Namibia has decided to sell a thousand wild animals to save them from drought. The country also hopes to recover US$1.1 million for wildlife conservation.
As a result of a drought affecting the southern African nation of Namibia since April, the country has decided to take a radical step that would see them auctioning at least 1,000 wild animals.
“Given that this year is a drought year, the ministry of environment would like to sell various type of game species from various protected areas to protect grazing," said a spokesperson of the environment ministry.
This drastic measure is intended to avoid the same losses as last year. According to a report released by the Ministry of Agriculture, more than 60,000 animals died in 2018 due to dry weather.
The auction should make it possible to save Wildlife species including buffalos, springboks, giraffes, elephants, and impalas which are in protected areas.
“The grazing condition in most of our parks is extremely poor and if we do not reduce the number of animals, this will lead to loss of animals due to starvation,” the spokesperson added.
The government also hopes to raise more than US$1 million through the auction which will serve to wildlife conservation and national parks management.
"At the same time, we would also like to generate much-needed funding for parks and wildlife management,” said the environment ministry.
The country of 2.4 million people is suffering one of the deadliest droughts for the past decades.
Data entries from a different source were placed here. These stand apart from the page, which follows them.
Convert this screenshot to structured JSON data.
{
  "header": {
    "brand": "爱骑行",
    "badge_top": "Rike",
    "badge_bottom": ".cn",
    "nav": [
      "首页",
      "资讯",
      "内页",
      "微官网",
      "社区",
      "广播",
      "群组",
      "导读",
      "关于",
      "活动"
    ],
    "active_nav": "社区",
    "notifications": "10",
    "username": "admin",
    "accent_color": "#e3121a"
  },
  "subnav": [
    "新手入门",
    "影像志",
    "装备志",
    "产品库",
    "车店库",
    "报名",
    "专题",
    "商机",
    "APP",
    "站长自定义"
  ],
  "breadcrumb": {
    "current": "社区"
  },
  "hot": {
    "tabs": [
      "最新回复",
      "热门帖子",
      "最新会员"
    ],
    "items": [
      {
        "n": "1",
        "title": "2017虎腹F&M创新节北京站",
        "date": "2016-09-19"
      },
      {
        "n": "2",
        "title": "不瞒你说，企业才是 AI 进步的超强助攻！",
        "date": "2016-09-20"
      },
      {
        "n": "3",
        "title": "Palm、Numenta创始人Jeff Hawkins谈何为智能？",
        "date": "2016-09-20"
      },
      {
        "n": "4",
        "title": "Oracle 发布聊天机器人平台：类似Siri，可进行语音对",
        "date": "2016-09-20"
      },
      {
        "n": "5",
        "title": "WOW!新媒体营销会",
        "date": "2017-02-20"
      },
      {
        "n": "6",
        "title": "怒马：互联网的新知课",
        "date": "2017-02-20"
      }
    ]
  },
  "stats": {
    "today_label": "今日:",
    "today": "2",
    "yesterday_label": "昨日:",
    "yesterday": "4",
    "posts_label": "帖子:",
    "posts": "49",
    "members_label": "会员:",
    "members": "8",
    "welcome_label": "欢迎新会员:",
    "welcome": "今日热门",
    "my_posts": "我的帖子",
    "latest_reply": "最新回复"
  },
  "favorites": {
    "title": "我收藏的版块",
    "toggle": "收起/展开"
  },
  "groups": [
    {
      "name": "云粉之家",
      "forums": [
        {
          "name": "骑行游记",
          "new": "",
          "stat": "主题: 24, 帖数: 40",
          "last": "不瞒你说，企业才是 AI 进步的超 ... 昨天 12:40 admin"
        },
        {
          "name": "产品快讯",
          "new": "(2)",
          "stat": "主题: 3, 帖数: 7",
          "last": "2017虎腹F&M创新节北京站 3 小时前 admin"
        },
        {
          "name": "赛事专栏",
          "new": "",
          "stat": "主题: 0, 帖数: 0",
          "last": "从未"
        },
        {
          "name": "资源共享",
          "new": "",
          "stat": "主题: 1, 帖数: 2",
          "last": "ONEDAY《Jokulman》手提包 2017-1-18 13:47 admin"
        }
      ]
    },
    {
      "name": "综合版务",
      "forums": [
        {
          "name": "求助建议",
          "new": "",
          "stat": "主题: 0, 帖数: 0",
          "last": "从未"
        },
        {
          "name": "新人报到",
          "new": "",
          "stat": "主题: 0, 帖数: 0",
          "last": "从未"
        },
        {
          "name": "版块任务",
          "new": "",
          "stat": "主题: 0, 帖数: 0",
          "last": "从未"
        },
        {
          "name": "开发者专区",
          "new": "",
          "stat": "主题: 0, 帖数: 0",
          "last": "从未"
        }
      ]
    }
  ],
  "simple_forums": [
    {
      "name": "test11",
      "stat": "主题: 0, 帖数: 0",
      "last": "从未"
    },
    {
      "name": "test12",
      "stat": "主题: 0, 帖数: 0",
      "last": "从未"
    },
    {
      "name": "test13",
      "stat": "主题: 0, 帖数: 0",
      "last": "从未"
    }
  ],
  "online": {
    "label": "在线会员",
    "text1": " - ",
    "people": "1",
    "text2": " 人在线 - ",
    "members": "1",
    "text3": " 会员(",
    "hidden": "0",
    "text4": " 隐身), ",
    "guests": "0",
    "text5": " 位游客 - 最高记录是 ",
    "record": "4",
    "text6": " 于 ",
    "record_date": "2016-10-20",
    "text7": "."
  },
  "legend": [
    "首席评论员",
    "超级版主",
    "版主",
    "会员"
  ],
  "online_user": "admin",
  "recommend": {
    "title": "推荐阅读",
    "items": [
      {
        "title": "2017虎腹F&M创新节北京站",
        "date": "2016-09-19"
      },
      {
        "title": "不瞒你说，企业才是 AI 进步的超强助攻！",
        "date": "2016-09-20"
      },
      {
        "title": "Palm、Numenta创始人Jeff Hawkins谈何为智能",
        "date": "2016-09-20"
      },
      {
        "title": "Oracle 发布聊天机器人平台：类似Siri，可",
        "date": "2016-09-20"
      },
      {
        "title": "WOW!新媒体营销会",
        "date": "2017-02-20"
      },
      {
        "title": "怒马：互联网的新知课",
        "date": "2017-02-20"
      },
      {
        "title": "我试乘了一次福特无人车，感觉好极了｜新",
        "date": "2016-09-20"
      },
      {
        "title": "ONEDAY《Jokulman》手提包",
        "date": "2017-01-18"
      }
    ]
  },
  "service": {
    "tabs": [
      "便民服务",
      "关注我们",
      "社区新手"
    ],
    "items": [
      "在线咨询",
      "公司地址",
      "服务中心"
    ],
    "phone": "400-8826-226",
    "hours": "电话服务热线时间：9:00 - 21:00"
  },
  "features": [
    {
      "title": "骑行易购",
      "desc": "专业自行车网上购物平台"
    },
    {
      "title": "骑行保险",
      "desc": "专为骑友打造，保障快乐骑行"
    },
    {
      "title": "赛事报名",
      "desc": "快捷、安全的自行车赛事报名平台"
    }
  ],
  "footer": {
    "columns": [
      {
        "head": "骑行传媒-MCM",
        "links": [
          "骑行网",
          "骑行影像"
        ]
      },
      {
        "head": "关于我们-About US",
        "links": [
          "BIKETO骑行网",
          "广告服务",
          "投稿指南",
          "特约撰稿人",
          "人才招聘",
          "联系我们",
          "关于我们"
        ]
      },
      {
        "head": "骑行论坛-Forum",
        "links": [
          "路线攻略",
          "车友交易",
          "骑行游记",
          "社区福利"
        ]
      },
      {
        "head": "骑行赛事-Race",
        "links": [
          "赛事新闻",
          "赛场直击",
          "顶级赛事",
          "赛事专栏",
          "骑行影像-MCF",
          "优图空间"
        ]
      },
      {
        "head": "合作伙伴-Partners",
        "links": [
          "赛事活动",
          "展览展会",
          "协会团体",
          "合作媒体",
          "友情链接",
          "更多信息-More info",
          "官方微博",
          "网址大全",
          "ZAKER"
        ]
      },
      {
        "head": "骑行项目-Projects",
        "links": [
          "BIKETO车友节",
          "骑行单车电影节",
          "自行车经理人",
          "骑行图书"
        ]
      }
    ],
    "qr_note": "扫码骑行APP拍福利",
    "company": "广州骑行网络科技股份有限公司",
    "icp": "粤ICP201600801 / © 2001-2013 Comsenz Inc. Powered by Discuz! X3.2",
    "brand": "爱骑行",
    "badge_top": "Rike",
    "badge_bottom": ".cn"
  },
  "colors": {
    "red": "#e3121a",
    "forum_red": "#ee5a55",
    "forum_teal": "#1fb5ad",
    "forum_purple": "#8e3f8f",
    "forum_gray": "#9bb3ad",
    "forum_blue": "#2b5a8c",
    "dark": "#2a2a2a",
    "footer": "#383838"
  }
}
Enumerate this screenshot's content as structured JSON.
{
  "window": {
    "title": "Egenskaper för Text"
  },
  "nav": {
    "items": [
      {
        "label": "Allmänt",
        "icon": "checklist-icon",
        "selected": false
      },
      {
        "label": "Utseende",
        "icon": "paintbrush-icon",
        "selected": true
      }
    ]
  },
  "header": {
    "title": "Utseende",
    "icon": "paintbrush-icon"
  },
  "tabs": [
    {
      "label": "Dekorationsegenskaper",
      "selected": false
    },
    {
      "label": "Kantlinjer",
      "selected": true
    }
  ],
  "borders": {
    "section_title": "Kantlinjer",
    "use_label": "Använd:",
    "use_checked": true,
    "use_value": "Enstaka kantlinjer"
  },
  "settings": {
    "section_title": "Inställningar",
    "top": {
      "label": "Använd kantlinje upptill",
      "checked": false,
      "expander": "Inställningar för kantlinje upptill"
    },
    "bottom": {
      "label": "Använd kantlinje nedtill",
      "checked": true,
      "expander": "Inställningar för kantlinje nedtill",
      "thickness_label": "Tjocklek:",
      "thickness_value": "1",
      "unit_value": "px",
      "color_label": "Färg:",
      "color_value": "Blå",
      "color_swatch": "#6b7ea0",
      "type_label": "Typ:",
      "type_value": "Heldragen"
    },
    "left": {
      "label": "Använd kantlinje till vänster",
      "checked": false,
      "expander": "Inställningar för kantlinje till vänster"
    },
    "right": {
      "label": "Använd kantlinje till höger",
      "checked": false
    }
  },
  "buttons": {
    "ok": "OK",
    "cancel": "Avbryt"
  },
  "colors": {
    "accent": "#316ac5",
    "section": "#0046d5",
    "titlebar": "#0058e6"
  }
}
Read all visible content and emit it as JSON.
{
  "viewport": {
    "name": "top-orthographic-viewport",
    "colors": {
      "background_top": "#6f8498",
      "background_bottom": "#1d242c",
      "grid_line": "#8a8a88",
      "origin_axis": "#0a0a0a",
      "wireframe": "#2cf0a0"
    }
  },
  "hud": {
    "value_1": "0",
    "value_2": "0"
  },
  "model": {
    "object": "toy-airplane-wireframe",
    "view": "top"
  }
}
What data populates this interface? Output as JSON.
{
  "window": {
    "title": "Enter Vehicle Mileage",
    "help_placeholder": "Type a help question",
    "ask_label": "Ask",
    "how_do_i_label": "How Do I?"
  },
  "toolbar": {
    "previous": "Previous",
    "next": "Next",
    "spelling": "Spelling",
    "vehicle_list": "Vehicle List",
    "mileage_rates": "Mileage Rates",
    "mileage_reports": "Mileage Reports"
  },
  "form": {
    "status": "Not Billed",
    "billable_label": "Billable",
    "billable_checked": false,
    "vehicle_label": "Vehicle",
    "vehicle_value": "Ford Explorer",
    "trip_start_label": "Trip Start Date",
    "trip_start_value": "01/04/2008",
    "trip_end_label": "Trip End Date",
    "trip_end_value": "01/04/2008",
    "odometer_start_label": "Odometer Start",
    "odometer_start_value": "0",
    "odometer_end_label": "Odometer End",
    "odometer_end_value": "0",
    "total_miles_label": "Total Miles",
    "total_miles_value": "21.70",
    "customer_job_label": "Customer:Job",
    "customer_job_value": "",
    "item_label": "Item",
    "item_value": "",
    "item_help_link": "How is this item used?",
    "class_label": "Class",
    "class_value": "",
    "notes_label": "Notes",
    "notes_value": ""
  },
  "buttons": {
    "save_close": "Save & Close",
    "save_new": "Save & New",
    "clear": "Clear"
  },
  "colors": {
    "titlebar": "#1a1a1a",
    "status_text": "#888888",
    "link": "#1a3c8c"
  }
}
Lack of water directly affects people and nearly one in five Namibians do not have access to sufficient food.
Last month, the President declared a state of emergency due to the national disaster and requested international assistance.